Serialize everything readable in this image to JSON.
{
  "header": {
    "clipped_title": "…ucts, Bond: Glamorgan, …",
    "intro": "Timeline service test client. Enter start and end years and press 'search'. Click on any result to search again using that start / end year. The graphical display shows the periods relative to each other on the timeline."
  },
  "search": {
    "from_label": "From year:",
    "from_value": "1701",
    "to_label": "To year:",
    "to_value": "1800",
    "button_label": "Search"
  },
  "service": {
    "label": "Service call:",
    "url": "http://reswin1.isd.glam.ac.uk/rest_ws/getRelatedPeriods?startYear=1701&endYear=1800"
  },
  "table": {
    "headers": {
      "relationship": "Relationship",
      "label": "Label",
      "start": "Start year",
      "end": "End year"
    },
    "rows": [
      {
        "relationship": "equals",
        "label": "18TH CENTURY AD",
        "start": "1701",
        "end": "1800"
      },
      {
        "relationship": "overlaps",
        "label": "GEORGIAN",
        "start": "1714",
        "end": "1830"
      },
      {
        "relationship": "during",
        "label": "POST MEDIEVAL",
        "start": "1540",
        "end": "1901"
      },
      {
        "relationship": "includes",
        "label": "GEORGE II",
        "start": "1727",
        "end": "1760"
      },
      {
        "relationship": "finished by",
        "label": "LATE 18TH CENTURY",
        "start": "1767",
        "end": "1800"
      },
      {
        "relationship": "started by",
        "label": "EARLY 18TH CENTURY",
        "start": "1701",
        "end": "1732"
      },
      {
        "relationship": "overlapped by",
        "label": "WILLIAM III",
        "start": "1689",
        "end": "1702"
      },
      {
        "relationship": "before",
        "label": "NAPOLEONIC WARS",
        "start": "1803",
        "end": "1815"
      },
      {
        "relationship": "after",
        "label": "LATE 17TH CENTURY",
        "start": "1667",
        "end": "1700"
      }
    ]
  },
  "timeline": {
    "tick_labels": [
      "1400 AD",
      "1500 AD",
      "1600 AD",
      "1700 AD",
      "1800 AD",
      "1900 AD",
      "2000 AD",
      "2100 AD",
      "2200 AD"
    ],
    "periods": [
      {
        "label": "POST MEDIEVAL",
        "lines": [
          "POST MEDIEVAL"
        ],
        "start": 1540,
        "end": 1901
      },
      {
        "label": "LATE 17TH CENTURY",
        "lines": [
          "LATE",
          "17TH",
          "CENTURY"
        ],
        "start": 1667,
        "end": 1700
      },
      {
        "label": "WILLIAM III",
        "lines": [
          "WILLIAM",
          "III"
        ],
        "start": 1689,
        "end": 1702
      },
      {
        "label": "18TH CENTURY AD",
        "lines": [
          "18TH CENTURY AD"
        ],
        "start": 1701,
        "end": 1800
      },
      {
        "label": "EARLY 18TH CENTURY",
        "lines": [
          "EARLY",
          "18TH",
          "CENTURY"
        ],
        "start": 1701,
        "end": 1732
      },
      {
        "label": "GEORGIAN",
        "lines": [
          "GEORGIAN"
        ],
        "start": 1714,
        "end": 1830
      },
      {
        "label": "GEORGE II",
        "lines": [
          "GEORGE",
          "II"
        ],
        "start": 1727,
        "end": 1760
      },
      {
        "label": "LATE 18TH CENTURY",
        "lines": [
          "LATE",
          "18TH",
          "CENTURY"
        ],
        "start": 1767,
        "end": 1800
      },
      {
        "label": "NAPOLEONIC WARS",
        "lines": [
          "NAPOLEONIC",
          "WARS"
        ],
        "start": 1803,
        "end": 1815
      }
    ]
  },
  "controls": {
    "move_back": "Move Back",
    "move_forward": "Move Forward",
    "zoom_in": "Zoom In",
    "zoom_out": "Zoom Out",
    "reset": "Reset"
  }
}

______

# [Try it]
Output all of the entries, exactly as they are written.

# [Task answer]
Serialize everything readable in this image to JSON.
{
  "header": {
    "clipped_title": "…ucts, Bond: Glamorgan, …",
    "intro": "Timeline service test client. Enter start and end years and press 'search'. Click on any result to search again using that start / end year. The graphical display shows the periods relative to each other on the timeline."
  },
  "search": {
    "from_label": "From year:",
    "from_value": "1701",
    "to_label": "To year:",
    "to_value": "1800",
    "button_label": "Search"
  },
  "service": {
    "label": "Service call:",
    "url": "http://reswin1.isd.glam.ac.uk/rest_ws/getRelatedPeriods?startYear=1701&endYear=1800"
  },
  "table": {
    "headers": {
      "relationship": "Relationship",
      "label": "Label",
      "start": "Start year",
      "end": "End year"
    },
    "rows": [
      {
        "relationship": "equals",
        "label": "18TH CENTURY AD",
        "start": "1701",
        "end": "1800"
      },
      {
        "relationship": "overlaps",
        "label": "GEORGIAN",
        "start": "1714",
        "end": "1830"
      },
      {
        "relationship": "during",
        "label": "POST MEDIEVAL",
        "start": "1540",
        "end": "1901"
      },
      {
        "relationship": "includes",
        "label": "GEORGE II",
        "start": "1727",
        "end": "1760"
      },
      {
        "relationship": "finished by",
        "label": "LATE 18TH CENTURY",
        "start": "1767",
        "end": "1800"
      },
      {
        "relationship": "started by",
        "label": "EARLY 18TH CENTURY",
        "start": "1701",
        "end": "1732"
      },
      {
        "relationship": "overlapped by",
        "label": "WILLIAM III",
        "start": "1689",
        "end": "1702"
      },
      {
        "relationship": "before",
        "label": "NAPOLEONIC WARS",
        "start": "1803",
        "end": "1815"
      },
      {
        "relationship": "after",
        "label": "LATE 17TH CENTURY",
        "start": "1667",
        "end": "1700"
      }
    ]
  },
  "timeline": {
    "tick_labels": [
      "1400 AD",
      "1500 AD",
      "1600 AD",
      "1700 AD",
      "1800 AD",
      "1900 AD",
      "2000 AD",
      "2100 AD",
      "2200 AD"
    ],
    "periods": [
      {
        "label": "POST MEDIEVAL",
        "lines": [
          "POST MEDIEVAL"
        ],
        "start": 1540,
        "end": 1901
      },
      {
        "label": "LATE 17TH CENTURY",
        "lines": [
          "LATE",
          "17TH",
          "CENTURY"
        ],
        "start": 1667,
        "end": 1700
      },
      {
        "label": "WILLIAM III",
        "lines": [
          "WILLIAM",
          "III"
        ],
        "start": 1689,
        "end": 1702
      },
      {
        "label": "18TH CENTURY AD",
        "lines": [
          "18TH CENTURY AD"
        ],
        "start": 1701,
        "end": 1800
      },
      {
        "label": "EARLY 18TH CENTURY",
        "lines": [
          "EARLY",
          "18TH",
          "CENTURY"
        ],
        "start": 1701,
        "end": 1732
      },
      {
        "label": "GEORGIAN",
        "lines": [
          "GEORGIAN"
        ],
        "start": 1714,
        "end": 1830
      },
      {
        "label": "GEORGE II",
        "lines": [
          "GEORGE",
          "II"
        ],
        "start": 1727,
        "end": 1760
      },
      {
        "label": "LATE 18TH CENTURY",
        "lines": [
          "LATE",
          "18TH",
          "CENTURY"
        ],
        "start": 1767,
        "end": 1800
      },
      {
        "label": "NAPOLEONIC WARS",
        "lines": [
          "NAPOLEONIC",
          "WARS"
        ],
        "start": 1803,
        "end": 1815
      }
    ]
  },
  "controls": {
    "move_back": "Move Back",
    "move_forward": "Move Forward",
    "zoom_in": "Zoom In",
    "zoom_out": "Zoom Out",
    "reset": "Reset"
  }
}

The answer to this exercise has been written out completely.